Exercise data START
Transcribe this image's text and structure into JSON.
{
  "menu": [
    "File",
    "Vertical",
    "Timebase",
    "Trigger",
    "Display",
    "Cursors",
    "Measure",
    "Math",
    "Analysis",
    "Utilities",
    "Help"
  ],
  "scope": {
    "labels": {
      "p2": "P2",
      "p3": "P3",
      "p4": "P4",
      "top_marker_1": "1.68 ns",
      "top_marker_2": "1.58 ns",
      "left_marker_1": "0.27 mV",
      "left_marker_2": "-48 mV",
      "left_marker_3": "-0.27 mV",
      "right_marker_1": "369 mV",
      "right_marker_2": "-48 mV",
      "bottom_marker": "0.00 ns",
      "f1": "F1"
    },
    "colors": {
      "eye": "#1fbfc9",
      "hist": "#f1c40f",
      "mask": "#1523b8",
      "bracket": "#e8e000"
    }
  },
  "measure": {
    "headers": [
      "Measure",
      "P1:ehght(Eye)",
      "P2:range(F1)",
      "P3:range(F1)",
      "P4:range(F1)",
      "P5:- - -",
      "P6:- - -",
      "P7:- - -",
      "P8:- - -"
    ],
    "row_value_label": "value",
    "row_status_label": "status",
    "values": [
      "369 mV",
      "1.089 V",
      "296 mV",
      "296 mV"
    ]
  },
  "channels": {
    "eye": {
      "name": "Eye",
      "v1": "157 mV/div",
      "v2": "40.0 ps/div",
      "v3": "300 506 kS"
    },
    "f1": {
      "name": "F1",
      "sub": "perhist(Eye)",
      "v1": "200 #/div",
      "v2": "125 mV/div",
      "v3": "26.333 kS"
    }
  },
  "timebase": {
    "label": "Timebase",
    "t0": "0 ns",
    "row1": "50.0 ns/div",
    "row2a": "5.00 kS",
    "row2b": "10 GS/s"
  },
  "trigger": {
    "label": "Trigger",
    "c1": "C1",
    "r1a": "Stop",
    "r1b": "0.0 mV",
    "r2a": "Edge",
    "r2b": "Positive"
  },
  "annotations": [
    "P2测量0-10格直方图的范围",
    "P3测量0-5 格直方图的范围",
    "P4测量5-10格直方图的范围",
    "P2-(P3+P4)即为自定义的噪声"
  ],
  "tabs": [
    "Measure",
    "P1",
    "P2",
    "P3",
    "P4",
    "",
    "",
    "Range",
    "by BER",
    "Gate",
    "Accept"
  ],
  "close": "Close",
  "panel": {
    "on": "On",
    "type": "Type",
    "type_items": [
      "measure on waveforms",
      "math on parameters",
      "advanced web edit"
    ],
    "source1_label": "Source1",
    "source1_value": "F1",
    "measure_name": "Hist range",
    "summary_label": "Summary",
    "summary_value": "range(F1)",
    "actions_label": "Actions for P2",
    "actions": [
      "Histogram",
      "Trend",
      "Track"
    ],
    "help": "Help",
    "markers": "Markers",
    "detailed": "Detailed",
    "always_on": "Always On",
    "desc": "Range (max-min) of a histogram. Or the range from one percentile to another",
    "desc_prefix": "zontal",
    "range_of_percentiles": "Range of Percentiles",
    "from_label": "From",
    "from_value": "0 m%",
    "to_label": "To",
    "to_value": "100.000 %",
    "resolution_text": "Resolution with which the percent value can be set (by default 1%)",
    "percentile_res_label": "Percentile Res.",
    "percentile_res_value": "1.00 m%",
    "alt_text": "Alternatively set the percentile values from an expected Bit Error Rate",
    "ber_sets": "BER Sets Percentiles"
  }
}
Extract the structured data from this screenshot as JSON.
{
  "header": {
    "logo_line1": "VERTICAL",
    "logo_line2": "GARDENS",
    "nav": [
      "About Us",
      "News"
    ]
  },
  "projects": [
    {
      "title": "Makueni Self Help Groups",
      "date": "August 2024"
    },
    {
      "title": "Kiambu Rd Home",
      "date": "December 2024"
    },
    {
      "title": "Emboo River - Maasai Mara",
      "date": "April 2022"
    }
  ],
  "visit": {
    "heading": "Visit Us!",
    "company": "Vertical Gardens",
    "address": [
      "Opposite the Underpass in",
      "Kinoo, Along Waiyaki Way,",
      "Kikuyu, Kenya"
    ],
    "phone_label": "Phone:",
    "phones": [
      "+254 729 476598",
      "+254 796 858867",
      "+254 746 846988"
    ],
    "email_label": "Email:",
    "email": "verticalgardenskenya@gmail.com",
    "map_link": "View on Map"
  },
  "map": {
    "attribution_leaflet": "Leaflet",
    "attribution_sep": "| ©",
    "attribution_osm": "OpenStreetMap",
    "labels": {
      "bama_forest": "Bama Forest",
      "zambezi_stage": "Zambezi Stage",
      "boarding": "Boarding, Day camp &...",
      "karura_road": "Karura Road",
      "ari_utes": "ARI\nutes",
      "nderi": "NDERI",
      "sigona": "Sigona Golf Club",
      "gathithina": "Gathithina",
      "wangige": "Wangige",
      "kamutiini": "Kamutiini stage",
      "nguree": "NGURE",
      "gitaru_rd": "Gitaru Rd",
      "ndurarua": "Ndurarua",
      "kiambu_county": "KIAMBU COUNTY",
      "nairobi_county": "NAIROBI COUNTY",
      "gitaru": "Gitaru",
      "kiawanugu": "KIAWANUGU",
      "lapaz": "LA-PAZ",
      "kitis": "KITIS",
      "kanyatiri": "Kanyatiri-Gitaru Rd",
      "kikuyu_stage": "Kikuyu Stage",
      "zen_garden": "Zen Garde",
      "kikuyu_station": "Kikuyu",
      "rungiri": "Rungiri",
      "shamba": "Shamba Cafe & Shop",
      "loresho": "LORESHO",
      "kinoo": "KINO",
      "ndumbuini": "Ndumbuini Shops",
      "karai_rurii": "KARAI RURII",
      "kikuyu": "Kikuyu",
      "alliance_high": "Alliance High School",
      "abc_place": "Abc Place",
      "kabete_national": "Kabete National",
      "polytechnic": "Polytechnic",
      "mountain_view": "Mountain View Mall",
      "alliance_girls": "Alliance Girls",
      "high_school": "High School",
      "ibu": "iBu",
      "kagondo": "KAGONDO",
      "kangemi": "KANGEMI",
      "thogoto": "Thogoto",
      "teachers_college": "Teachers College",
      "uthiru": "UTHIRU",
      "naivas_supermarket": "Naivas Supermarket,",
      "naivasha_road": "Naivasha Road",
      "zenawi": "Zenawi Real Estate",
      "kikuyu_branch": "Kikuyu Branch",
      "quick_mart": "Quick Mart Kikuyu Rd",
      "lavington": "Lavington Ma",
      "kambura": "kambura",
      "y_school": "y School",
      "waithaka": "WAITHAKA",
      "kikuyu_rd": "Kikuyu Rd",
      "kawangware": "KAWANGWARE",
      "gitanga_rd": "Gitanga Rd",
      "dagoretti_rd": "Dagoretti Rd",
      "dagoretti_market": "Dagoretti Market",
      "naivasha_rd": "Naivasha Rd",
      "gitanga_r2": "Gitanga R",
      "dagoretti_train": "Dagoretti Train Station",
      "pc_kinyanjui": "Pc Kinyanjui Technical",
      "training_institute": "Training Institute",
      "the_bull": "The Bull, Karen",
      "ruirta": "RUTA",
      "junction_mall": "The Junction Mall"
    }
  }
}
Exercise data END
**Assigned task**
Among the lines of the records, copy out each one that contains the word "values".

**Your solution**
    "values": [
    "alt_text": "Alternatively set the percentile values from an expected Bit Error Rate",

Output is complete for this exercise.